-- Supplied material follows --
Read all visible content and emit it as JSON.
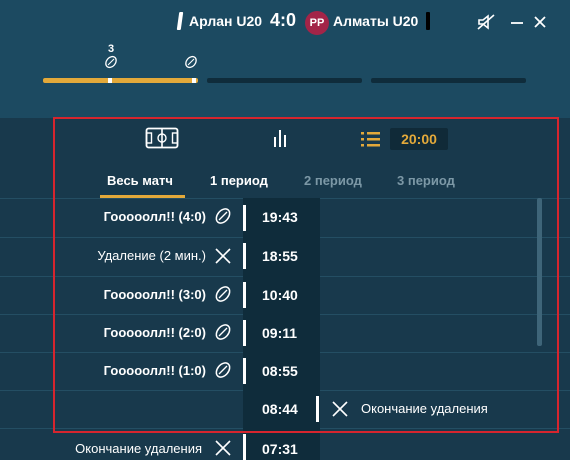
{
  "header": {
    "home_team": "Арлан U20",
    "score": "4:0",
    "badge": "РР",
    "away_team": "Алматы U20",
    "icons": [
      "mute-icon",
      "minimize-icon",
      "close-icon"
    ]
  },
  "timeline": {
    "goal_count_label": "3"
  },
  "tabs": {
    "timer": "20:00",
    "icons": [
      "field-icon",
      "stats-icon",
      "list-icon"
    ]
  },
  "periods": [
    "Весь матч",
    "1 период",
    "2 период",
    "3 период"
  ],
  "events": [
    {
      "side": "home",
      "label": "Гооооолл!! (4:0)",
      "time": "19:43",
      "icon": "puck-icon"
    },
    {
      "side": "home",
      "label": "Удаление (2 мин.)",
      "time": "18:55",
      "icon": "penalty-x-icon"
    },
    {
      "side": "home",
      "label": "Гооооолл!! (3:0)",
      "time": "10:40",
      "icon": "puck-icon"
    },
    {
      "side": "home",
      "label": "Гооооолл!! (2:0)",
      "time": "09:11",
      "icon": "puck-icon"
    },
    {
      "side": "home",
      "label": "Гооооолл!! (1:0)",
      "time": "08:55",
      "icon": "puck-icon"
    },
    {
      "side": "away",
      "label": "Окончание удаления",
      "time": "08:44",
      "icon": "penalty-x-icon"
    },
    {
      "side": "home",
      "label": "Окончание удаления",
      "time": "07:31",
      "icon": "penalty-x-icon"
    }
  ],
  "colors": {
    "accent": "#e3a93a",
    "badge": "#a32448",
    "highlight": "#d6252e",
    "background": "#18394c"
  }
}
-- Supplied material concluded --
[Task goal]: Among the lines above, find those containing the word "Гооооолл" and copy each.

[Result of the task]:
      "label": "Гооооолл!! (4:0)",
      "label": "Гооооолл!! (3:0)",
      "label": "Гооооолл!! (2:0)",
      "label": "Гооооолл!! (1:0)",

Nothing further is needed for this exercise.